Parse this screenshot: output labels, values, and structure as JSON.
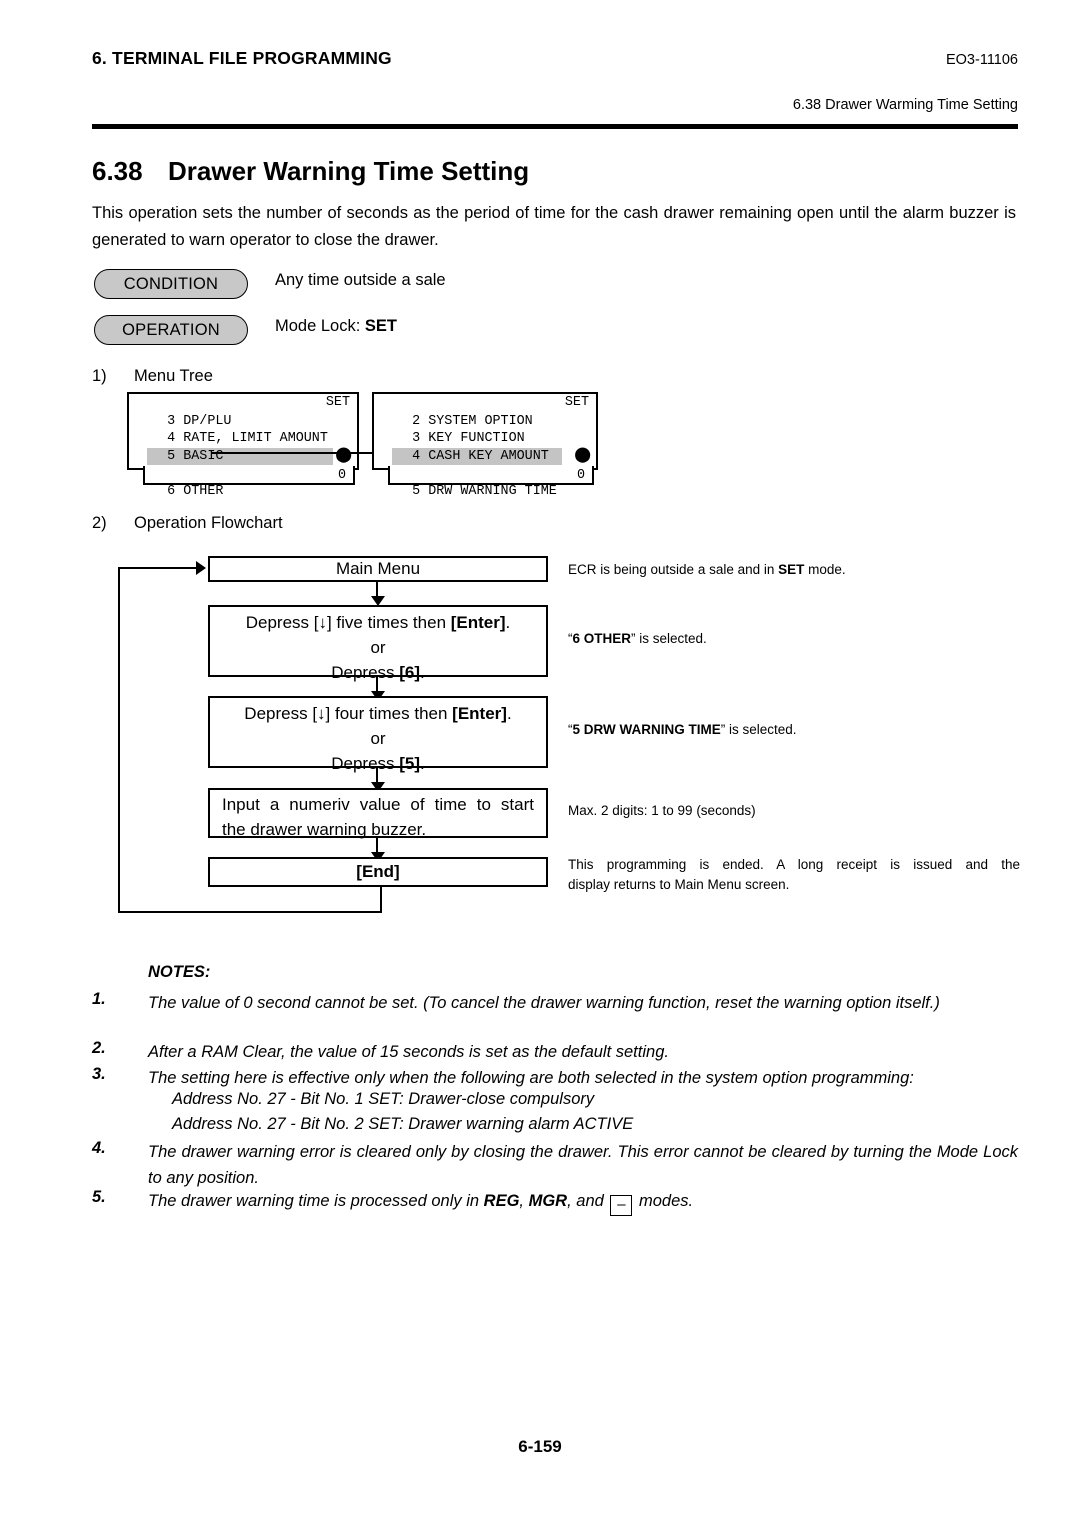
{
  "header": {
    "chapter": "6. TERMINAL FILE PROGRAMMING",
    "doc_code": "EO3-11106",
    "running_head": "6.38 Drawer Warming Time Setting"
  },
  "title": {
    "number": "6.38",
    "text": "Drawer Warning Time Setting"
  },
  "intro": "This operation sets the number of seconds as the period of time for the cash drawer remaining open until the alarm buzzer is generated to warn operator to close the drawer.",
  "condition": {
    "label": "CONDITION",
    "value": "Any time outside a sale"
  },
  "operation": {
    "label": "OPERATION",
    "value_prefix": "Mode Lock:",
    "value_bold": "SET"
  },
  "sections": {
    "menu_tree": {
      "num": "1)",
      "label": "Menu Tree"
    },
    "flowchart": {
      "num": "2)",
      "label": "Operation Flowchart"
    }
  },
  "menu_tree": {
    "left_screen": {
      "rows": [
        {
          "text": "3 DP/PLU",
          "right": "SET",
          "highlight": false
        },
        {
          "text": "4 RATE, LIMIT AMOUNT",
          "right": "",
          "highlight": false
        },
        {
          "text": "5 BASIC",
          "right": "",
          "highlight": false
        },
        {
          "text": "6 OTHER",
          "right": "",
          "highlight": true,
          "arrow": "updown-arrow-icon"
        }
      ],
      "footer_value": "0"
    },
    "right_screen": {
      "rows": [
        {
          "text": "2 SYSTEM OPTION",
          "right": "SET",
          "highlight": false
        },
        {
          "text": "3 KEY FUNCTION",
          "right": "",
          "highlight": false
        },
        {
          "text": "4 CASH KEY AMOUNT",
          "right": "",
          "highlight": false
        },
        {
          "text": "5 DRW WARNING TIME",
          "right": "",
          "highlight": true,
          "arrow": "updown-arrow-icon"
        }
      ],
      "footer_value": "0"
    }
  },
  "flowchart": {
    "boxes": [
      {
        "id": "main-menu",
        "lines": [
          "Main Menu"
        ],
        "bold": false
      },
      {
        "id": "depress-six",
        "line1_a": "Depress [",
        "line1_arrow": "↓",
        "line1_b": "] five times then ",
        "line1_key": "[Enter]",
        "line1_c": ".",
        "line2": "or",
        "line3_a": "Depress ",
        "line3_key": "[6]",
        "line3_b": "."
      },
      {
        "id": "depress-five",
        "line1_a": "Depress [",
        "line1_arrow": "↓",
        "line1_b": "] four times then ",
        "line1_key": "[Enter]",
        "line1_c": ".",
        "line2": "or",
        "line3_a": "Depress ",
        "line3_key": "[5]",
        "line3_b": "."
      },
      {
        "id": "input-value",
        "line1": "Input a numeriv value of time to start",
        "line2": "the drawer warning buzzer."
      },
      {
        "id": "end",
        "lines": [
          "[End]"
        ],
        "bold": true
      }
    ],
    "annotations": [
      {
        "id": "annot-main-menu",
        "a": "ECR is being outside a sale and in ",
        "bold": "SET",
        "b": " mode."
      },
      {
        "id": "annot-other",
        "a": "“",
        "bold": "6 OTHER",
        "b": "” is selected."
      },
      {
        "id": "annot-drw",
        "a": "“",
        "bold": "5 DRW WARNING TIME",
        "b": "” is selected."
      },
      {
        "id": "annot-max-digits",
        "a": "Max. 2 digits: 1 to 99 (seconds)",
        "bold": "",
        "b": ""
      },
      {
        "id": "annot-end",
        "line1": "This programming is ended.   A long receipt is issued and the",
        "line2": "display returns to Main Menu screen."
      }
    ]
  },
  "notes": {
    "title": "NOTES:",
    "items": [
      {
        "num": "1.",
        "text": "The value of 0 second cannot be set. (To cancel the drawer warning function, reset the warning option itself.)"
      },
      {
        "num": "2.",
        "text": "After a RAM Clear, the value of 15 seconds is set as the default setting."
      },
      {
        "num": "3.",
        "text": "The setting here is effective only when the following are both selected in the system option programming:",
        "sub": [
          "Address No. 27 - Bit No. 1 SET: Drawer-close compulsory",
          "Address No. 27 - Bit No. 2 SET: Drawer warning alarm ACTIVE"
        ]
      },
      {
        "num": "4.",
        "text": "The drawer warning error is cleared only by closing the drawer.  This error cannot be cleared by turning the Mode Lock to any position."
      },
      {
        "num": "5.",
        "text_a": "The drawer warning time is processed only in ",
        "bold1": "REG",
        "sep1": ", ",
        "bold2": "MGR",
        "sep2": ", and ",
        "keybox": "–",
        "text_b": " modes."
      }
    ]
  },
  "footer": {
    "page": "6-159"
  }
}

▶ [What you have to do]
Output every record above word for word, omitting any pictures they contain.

▶ [Result of this task]
Parse this screenshot: output labels, values, and structure as JSON.
{
  "header": {
    "chapter": "6. TERMINAL FILE PROGRAMMING",
    "doc_code": "EO3-11106",
    "running_head": "6.38 Drawer Warming Time Setting"
  },
  "title": {
    "number": "6.38",
    "text": "Drawer Warning Time Setting"
  },
  "intro": "This operation sets the number of seconds as the period of time for the cash drawer remaining open until the alarm buzzer is generated to warn operator to close the drawer.",
  "condition": {
    "label": "CONDITION",
    "value": "Any time outside a sale"
  },
  "operation": {
    "label": "OPERATION",
    "value_prefix": "Mode Lock:",
    "value_bold": "SET"
  },
  "sections": {
    "menu_tree": {
      "num": "1)",
      "label": "Menu Tree"
    },
    "flowchart": {
      "num": "2)",
      "label": "Operation Flowchart"
    }
  },
  "menu_tree": {
    "left_screen": {
      "rows": [
        {
          "text": "3 DP/PLU",
          "right": "SET",
          "highlight": false
        },
        {
          "text": "4 RATE, LIMIT AMOUNT",
          "right": "",
          "highlight": false
        },
        {
          "text": "5 BASIC",
          "right": "",
          "highlight": false
        },
        {
          "text": "6 OTHER",
          "right": "",
          "highlight": true,
          "arrow": "updown-arrow-icon"
        }
      ],
      "footer_value": "0"
    },
    "right_screen": {
      "rows": [
        {
          "text": "2 SYSTEM OPTION",
          "right": "SET",
          "highlight": false
        },
        {
          "text": "3 KEY FUNCTION",
          "right": "",
          "highlight": false
        },
        {
          "text": "4 CASH KEY AMOUNT",
          "right": "",
          "highlight": false
        },
        {
          "text": "5 DRW WARNING TIME",
          "right": "",
          "highlight": true,
          "arrow": "updown-arrow-icon"
        }
      ],
      "footer_value": "0"
    }
  },
  "flowchart": {
    "boxes": [
      {
        "id": "main-menu",
        "lines": [
          "Main Menu"
        ],
        "bold": false
      },
      {
        "id": "depress-six",
        "line1_a": "Depress [",
        "line1_arrow": "↓",
        "line1_b": "] five times then ",
        "line1_key": "[Enter]",
        "line1_c": ".",
        "line2": "or",
        "line3_a": "Depress ",
        "line3_key": "[6]",
        "line3_b": "."
      },
      {
        "id": "depress-five",
        "line1_a": "Depress [",
        "line1_arrow": "↓",
        "line1_b": "] four times then ",
        "line1_key": "[Enter]",
        "line1_c": ".",
        "line2": "or",
        "line3_a": "Depress ",
        "line3_key": "[5]",
        "line3_b": "."
      },
      {
        "id": "input-value",
        "line1": "Input a numeriv value of time to start",
        "line2": "the drawer warning buzzer."
      },
      {
        "id": "end",
        "lines": [
          "[End]"
        ],
        "bold": true
      }
    ],
    "annotations": [
      {
        "id": "annot-main-menu",
        "a": "ECR is being outside a sale and in ",
        "bold": "SET",
        "b": " mode."
      },
      {
        "id": "annot-other",
        "a": "“",
        "bold": "6 OTHER",
        "b": "” is selected."
      },
      {
        "id": "annot-drw",
        "a": "“",
        "bold": "5 DRW WARNING TIME",
        "b": "” is selected."
      },
      {
        "id": "annot-max-digits",
        "a": "Max. 2 digits: 1 to 99 (seconds)",
        "bold": "",
        "b": ""
      },
      {
        "id": "annot-end",
        "line1": "This programming is ended.   A long receipt is issued and the",
        "line2": "display returns to Main Menu screen."
      }
    ]
  },
  "notes": {
    "title": "NOTES:",
    "items": [
      {
        "num": "1.",
        "text": "The value of 0 second cannot be set. (To cancel the drawer warning function, reset the warning option itself.)"
      },
      {
        "num": "2.",
        "text": "After a RAM Clear, the value of 15 seconds is set as the default setting."
      },
      {
        "num": "3.",
        "text": "The setting here is effective only when the following are both selected in the system option programming:",
        "sub": [
          "Address No. 27 - Bit No. 1 SET: Drawer-close compulsory",
          "Address No. 27 - Bit No. 2 SET: Drawer warning alarm ACTIVE"
        ]
      },
      {
        "num": "4.",
        "text": "The drawer warning error is cleared only by closing the drawer.  This error cannot be cleared by turning the Mode Lock to any position."
      },
      {
        "num": "5.",
        "text_a": "The drawer warning time is processed only in ",
        "bold1": "REG",
        "sep1": ", ",
        "bold2": "MGR",
        "sep2": ", and ",
        "keybox": "–",
        "text_b": " modes."
      }
    ]
  },
  "footer": {
    "page": "6-159"
  }
}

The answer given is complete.